* [TASK TO COMPLETE] Would you please copy each line below that includes the string "Online"?

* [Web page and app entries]
┄┄┄┄┄┄┄┄┄┄┄┄┄┄┄┄┄┄┄┄
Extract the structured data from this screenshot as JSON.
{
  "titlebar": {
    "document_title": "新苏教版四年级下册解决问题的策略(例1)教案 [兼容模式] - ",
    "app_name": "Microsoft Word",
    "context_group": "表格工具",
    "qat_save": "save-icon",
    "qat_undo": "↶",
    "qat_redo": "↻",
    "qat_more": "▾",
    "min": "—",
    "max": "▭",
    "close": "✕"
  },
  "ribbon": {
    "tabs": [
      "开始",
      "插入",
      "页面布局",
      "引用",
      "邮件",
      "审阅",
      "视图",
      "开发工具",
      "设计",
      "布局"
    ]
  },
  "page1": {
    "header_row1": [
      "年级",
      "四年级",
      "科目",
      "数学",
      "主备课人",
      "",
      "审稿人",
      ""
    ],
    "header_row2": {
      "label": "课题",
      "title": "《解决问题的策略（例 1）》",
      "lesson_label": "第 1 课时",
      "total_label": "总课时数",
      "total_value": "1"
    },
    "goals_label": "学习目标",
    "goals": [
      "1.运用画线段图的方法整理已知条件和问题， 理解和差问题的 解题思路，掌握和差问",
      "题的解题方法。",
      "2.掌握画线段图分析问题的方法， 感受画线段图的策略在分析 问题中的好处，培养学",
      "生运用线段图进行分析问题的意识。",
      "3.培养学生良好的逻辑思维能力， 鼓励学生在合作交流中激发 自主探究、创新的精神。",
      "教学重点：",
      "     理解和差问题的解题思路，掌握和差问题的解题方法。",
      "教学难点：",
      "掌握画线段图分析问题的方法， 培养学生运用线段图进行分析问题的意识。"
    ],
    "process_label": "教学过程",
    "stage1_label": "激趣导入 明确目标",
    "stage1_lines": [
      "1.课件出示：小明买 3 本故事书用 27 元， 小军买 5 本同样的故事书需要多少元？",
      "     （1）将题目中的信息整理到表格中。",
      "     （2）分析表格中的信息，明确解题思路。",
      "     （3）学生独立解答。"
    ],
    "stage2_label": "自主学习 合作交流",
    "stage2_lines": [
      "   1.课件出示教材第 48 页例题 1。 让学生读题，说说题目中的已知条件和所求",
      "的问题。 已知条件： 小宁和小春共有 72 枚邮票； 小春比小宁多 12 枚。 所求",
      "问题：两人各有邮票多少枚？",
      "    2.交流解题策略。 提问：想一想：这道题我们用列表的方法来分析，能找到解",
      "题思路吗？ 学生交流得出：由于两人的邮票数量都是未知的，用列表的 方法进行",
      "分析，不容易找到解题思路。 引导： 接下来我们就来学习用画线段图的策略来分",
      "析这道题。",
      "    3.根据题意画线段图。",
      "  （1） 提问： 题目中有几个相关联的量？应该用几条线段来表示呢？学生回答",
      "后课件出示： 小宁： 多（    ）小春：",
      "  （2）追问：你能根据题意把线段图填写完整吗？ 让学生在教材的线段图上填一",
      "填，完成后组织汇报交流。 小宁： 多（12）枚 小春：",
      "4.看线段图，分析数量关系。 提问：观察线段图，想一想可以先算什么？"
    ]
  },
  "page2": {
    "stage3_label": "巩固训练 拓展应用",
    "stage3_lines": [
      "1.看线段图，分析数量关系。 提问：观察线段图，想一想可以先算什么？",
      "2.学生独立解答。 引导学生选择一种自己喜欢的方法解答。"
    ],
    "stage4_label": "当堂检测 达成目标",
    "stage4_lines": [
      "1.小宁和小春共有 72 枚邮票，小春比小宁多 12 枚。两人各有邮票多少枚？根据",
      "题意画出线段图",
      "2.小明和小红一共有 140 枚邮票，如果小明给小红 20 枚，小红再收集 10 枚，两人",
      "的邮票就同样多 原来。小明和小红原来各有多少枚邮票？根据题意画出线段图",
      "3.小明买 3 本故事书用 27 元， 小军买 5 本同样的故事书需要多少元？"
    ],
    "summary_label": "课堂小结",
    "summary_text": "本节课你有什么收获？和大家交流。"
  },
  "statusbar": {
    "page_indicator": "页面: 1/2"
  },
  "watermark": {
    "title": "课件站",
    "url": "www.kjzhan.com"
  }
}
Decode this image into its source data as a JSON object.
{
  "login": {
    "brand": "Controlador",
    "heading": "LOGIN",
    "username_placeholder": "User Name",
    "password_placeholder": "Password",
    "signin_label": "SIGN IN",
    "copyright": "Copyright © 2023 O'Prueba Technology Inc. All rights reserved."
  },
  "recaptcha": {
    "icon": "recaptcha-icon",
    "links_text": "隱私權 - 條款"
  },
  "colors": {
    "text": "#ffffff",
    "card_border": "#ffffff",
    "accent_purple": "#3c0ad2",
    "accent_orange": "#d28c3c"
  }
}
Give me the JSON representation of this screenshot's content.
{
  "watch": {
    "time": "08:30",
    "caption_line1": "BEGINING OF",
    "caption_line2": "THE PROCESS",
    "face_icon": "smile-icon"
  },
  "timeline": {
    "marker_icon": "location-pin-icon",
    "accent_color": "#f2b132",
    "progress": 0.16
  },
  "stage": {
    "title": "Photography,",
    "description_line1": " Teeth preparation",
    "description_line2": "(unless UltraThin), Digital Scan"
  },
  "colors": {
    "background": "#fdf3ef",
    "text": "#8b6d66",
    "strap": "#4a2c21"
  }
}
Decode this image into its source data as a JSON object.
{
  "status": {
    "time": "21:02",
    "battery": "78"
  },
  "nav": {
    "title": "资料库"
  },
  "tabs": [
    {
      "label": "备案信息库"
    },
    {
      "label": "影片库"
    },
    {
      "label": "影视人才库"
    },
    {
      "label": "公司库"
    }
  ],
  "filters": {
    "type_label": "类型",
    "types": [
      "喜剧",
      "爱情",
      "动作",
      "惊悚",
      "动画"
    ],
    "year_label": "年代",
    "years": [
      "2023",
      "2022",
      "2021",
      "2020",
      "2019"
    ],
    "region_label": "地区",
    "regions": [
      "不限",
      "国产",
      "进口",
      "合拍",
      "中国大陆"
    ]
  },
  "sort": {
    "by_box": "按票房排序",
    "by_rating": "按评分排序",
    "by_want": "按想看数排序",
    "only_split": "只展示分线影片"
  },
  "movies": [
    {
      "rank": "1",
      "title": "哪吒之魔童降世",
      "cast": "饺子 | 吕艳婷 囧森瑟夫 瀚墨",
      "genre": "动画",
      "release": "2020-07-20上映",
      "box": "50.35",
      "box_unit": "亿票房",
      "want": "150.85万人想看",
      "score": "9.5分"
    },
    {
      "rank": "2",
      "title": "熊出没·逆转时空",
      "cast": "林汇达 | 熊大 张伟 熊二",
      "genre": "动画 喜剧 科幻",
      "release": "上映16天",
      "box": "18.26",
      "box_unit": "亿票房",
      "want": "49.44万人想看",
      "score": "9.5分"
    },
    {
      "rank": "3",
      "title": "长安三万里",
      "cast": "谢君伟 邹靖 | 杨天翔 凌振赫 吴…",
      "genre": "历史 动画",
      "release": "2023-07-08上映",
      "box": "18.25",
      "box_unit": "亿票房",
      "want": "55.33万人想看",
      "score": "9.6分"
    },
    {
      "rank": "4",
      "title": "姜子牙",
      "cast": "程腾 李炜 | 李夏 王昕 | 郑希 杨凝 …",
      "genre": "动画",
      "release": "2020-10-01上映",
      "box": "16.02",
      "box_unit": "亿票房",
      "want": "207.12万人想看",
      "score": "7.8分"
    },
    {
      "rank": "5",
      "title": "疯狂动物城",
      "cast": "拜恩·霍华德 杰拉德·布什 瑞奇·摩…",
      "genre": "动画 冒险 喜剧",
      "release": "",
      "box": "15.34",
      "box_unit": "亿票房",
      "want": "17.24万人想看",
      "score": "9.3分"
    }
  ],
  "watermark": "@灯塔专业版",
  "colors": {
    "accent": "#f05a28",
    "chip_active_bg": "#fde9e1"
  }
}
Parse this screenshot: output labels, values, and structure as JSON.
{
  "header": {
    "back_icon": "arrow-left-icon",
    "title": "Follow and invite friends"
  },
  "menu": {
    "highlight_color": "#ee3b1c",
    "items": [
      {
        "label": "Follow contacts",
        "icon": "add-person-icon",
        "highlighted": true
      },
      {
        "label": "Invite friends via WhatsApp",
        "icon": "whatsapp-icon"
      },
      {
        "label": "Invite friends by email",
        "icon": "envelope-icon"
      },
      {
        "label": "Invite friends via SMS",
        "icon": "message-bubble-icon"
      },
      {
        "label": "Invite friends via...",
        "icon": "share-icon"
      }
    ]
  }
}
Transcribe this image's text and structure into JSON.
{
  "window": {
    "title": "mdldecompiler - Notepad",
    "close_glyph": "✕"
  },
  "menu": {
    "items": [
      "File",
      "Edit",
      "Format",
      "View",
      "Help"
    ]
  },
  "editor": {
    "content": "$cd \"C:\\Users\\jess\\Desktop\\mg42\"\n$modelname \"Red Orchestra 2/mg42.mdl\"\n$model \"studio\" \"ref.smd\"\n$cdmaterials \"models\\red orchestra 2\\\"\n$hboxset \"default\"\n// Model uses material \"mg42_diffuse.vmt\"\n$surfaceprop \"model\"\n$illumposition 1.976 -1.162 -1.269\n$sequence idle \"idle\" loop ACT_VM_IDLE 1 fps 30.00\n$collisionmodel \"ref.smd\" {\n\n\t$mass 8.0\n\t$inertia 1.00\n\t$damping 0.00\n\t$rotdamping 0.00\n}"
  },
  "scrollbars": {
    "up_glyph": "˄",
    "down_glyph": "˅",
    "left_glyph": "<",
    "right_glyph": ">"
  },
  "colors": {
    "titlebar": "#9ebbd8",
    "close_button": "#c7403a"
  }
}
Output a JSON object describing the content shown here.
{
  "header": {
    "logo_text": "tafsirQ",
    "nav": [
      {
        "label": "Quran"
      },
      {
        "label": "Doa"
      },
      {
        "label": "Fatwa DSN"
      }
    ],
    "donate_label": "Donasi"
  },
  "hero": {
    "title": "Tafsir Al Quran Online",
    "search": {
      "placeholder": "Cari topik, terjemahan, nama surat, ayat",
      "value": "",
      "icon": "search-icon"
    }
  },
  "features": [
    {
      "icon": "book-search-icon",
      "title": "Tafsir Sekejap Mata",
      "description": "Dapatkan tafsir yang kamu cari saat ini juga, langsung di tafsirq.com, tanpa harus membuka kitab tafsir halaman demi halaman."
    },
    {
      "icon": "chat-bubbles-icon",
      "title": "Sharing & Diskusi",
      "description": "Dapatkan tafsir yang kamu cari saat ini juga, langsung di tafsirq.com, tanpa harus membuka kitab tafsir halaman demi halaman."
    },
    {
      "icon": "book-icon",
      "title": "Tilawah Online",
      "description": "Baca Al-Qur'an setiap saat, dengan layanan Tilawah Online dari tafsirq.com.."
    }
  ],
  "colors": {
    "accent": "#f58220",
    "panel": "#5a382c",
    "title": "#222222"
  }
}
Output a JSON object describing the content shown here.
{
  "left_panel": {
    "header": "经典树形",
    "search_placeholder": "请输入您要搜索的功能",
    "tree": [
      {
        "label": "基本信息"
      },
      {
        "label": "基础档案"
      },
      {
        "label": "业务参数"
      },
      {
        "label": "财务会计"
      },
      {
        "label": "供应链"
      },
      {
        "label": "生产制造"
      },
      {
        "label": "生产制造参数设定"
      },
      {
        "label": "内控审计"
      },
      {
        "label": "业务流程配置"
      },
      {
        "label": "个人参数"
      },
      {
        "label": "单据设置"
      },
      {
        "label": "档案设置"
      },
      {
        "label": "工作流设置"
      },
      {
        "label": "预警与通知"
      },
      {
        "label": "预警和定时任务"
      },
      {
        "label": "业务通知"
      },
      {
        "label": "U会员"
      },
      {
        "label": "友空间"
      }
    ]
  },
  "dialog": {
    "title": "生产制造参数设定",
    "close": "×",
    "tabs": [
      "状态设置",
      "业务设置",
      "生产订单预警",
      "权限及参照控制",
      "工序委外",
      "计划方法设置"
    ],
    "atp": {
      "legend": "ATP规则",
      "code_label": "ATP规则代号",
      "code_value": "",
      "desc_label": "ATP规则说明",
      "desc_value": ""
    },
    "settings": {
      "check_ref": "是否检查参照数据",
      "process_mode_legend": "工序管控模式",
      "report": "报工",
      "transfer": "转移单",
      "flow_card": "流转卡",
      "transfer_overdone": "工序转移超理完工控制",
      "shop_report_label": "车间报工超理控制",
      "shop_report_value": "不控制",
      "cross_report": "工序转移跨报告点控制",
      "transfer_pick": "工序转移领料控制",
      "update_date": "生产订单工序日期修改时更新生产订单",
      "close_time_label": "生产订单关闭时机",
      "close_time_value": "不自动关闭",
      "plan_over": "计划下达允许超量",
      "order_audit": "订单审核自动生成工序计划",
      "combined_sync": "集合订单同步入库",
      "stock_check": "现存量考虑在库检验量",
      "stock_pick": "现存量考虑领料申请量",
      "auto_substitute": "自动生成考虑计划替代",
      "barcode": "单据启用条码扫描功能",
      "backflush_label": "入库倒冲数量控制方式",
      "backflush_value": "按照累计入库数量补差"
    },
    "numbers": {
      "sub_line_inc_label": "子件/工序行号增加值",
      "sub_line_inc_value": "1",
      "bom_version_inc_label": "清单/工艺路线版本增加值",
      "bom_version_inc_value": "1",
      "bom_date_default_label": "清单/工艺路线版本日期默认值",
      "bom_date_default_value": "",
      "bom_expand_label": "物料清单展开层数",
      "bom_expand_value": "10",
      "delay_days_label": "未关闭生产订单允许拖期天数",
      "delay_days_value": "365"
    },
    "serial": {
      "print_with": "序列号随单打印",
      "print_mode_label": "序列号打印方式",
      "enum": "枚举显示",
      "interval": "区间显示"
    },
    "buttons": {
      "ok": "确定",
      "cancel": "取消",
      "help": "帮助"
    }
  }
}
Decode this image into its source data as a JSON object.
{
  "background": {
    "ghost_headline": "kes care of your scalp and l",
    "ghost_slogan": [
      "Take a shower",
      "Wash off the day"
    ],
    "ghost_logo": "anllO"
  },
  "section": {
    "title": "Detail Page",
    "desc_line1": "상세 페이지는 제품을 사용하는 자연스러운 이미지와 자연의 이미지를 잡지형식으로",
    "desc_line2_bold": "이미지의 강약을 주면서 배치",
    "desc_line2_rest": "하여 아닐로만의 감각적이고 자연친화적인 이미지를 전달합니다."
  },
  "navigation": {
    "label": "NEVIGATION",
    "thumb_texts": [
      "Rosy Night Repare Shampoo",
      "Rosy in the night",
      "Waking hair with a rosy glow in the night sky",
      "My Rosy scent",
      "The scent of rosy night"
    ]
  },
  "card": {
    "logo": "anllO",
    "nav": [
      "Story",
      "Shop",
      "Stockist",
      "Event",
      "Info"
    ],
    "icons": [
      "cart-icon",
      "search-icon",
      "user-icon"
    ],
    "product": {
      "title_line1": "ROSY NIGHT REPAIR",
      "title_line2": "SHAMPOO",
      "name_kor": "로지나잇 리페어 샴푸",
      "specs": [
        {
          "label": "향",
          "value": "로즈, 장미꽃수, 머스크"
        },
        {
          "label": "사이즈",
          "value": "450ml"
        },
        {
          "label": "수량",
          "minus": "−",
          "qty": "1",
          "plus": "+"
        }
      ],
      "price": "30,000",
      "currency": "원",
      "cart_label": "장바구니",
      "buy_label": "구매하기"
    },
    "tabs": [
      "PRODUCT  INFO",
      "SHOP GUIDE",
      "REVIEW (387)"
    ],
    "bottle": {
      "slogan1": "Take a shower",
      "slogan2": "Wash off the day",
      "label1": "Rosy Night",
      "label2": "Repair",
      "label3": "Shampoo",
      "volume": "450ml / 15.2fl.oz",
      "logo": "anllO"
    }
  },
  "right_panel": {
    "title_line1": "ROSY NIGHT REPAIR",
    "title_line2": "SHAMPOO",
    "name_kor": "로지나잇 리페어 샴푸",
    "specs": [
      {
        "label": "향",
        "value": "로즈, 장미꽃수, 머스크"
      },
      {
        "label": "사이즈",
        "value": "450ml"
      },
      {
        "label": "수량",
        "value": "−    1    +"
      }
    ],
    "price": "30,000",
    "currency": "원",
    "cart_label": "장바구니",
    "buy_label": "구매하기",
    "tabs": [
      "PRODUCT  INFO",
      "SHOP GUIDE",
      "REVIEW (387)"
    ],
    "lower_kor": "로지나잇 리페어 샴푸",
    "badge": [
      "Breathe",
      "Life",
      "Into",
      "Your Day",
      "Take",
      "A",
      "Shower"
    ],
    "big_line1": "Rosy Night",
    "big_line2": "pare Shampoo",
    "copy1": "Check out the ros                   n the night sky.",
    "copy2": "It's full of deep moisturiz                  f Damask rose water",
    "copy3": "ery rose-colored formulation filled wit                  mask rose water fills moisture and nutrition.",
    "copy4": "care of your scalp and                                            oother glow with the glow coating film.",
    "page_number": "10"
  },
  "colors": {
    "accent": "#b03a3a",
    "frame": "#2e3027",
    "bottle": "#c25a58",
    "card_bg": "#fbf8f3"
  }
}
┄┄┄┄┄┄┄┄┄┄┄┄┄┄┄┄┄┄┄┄
* [ANSWER BOX]
    "title": "Tafsir Al Quran Online",
      "title": "Tilawah Online",
      "description": "Baca Al-Qur'an setiap saat, dengan layanan Tilawah Online dari tafsirq.com.."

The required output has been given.